Susie Bryan
Susie Bryan

Exploring the Gujar village was a fantastic, once-in-a-lifetime experience. Just as the heat began to fade, we loaded ourselves into a bus and drove ten minutes down the road, where we turned onto a dirt path leading to the Gujar village. The people there had migrated to the foothills of the Himalayas during the Mughal Empire to escape forced conversion to Islam, and their lifestyle has largely stayed intact.

They earn their income from selling buffalo milk. It is the most expensive milk in the area because their buffalo graze on untouched land. Besides the men riding their bikes to the main road to exchange their milk, they have virtually no contact with the outside world. Seeing the way they live was amazing; their houses are constructed of dead wood frames and wheat packed with clay. The roofs let out the smoke without leaking when it rains. The triangular and circular windows painted with faded colors were beautiful. They made their own rope to construct beds that looked more comfortable than hammocks and used coal irons for their clothes.

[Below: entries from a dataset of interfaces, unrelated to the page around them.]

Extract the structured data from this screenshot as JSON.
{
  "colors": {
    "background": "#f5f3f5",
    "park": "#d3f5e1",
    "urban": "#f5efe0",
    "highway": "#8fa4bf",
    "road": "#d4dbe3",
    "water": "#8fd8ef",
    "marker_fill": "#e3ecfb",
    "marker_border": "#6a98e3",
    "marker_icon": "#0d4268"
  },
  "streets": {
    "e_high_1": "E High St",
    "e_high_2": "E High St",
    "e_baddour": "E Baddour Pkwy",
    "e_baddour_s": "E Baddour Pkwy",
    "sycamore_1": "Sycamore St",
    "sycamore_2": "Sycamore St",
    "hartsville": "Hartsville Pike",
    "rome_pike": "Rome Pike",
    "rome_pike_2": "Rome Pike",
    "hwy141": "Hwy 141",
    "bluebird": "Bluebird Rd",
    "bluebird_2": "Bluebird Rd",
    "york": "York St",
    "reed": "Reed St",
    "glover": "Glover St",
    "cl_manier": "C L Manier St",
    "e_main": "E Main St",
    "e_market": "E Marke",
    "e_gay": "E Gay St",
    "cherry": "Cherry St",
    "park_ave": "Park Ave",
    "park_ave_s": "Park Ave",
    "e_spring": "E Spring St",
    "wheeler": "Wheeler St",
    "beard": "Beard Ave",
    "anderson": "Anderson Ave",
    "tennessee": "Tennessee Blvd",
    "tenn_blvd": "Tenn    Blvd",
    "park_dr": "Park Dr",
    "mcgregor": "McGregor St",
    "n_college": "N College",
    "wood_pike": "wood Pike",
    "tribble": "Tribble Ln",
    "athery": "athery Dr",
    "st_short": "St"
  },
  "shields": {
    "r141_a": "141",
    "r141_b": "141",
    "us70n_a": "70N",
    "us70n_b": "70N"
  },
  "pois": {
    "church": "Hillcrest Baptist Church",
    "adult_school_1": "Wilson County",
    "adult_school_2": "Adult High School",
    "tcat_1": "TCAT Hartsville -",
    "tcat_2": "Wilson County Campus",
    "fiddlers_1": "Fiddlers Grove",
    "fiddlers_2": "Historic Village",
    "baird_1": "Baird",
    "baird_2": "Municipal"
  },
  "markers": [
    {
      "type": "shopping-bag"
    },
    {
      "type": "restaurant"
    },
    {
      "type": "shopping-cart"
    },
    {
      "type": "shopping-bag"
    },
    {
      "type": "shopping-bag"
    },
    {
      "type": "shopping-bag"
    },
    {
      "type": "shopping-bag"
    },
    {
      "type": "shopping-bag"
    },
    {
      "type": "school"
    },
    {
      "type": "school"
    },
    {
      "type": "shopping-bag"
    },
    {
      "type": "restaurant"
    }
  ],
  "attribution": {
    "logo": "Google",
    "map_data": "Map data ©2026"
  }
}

The dry forest landscape they call home was much more barren than I had expected. The heat left the area normally occupied by the Ganges River dry and dusty, with random patches of green trees and shrubs. Yet somehow, the Gujar people manage to live a more efficient and environmentally friendly lifestyle than most of the world. They use only dead wood to fuel their fires, live in clay huts which stay warm in winter and cold in summer, barely use the solar lights they have, are highly conservative with water, use as much from their livestock as they can, and generally work with the land rather than against it. Exploring their village was both eye opening and humbling. I feel grateful to have been given the opportunity to experience something so pure and simple that contrasts so greatly with the kind of life I’m familiar with.

Susie Bryan

  • Leigh Ann Clifton

    Hi Susie,

    I appreciate your vivid descriptions and insightful observations. There are few relatively “untouched” cultures and groups that still exist on this world, and I think it’s amazing that you had a chance to meet and experience one…even a little. What a contrast from our familiar culture. I appreciate the point you make about how sustainable and environmentally-friendly their lifestyle is…without the hoopla of “we’re green”…they just are naturally assuming and pursuing a path that is functional and sustainable given the opportunities and choices available to them.

    If only humanity could make similar functional and environmentally-harmonius choices on a more global scale…

    Thanks for writing about this! I had never heard of these people before and appreciate learning of their existence and culture – and that you shared some personal observations.

    Take Care, Leigh Ann